EXERCISE REQUIREMENTS =
Write the records out again. Match them exactly.
--- EXERCISE DATA Enclosed Below ---
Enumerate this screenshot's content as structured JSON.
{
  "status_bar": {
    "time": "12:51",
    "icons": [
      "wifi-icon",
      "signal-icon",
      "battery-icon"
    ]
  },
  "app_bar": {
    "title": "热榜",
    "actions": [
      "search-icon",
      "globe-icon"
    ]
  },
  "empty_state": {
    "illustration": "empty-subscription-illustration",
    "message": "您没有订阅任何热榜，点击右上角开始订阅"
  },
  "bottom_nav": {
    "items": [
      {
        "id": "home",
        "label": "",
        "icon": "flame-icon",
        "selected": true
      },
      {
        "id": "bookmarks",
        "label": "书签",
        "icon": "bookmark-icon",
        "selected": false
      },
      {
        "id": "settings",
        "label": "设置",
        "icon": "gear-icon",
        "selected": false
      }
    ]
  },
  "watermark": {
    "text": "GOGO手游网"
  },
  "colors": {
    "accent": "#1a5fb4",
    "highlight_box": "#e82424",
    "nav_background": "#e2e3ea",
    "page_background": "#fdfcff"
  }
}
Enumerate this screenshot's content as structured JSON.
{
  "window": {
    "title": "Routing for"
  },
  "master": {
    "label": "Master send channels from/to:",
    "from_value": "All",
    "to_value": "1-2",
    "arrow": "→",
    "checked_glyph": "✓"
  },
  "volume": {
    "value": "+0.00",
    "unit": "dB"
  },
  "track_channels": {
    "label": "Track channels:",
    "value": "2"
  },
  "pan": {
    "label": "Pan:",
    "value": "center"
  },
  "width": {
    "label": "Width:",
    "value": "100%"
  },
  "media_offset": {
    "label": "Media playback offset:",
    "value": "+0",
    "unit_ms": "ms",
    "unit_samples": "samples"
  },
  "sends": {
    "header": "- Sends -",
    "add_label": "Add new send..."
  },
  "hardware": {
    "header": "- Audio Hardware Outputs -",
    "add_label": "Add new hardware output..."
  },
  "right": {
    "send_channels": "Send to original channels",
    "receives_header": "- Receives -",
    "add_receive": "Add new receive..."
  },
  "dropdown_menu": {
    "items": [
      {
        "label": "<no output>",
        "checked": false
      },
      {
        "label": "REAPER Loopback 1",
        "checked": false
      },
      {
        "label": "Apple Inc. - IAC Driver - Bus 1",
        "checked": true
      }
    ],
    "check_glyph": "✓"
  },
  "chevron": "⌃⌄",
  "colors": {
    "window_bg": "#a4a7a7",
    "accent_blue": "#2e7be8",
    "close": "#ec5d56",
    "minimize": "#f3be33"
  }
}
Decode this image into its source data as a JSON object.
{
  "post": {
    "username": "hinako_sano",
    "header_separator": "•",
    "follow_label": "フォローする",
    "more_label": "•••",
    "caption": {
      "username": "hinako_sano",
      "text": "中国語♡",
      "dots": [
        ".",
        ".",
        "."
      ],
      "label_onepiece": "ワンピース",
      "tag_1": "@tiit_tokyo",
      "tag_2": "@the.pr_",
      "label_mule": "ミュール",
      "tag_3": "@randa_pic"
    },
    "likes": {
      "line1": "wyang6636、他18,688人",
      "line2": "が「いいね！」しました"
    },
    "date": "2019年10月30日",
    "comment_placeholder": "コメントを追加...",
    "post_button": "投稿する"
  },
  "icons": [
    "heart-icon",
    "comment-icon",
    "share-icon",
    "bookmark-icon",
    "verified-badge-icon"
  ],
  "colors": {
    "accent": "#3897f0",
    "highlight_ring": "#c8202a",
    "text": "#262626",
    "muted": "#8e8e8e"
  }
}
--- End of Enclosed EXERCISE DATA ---
TASK RESULT =
Enumerate this screenshot's content as structured JSON.
{
  "status_bar": {
    "time": "12:51",
    "icons": [
      "wifi-icon",
      "signal-icon",
      "battery-icon"
    ]
  },
  "app_bar": {
    "title": "热榜",
    "actions": [
      "search-icon",
      "globe-icon"
    ]
  },
  "empty_state": {
    "illustration": "empty-subscription-illustration",
    "message": "您没有订阅任何热榜，点击右上角开始订阅"
  },
  "bottom_nav": {
    "items": [
      {
        "id": "home",
        "label": "",
        "icon": "flame-icon",
        "selected": true
      },
      {
        "id": "bookmarks",
        "label": "书签",
        "icon": "bookmark-icon",
        "selected": false
      },
      {
        "id": "settings",
        "label": "设置",
        "icon": "gear-icon",
        "selected": false
      }
    ]
  },
  "watermark": {
    "text": "GOGO手游网"
  },
  "colors": {
    "accent": "#1a5fb4",
    "highlight_box": "#e82424",
    "nav_background": "#e2e3ea",
    "page_background": "#fdfcff"
  }
}
Enumerate this screenshot's content as structured JSON.
{
  "window": {
    "title": "Routing for"
  },
  "master": {
    "label": "Master send channels from/to:",
    "from_value": "All",
    "to_value": "1-2",
    "arrow": "→",
    "checked_glyph": "✓"
  },
  "volume": {
    "value": "+0.00",
    "unit": "dB"
  },
  "track_channels": {
    "label": "Track channels:",
    "value": "2"
  },
  "pan": {
    "label": "Pan:",
    "value": "center"
  },
  "width": {
    "label": "Width:",
    "value": "100%"
  },
  "media_offset": {
    "label": "Media playback offset:",
    "value": "+0",
    "unit_ms": "ms",
    "unit_samples": "samples"
  },
  "sends": {
    "header": "- Sends -",
    "add_label": "Add new send..."
  },
  "hardware": {
    "header": "- Audio Hardware Outputs -",
    "add_label": "Add new hardware output..."
  },
  "right": {
    "send_channels": "Send to original channels",
    "receives_header": "- Receives -",
    "add_receive": "Add new receive..."
  },
  "dropdown_menu": {
    "items": [
      {
        "label": "<no output>",
        "checked": false
      },
      {
        "label": "REAPER Loopback 1",
        "checked": false
      },
      {
        "label": "Apple Inc. - IAC Driver - Bus 1",
        "checked": true
      }
    ],
    "check_glyph": "✓"
  },
  "chevron": "⌃⌄",
  "colors": {
    "window_bg": "#a4a7a7",
    "accent_blue": "#2e7be8",
    "close": "#ec5d56",
    "minimize": "#f3be33"
  }
}
Decode this image into its source data as a JSON object.
{
  "post": {
    "username": "hinako_sano",
    "header_separator": "•",
    "follow_label": "フォローする",
    "more_label": "•••",
    "caption": {
      "username": "hinako_sano",
      "text": "中国語♡",
      "dots": [
        ".",
        ".",
        "."
      ],
      "label_onepiece": "ワンピース",
      "tag_1": "@tiit_tokyo",
      "tag_2": "@the.pr_",
      "label_mule": "ミュール",
      "tag_3": "@randa_pic"
    },
    "likes": {
      "line1": "wyang6636、他18,688人",
      "line2": "が「いいね！」しました"
    },
    "date": "2019年10月30日",
    "comment_placeholder": "コメントを追加...",
    "post_button": "投稿する"
  },
  "icons": [
    "heart-icon",
    "comment-icon",
    "share-icon",
    "bookmark-icon",
    "verified-badge-icon"
  ],
  "colors": {
    "accent": "#3897f0",
    "highlight_ring": "#c8202a",
    "text": "#262626",
    "muted": "#8e8e8e"
  }
}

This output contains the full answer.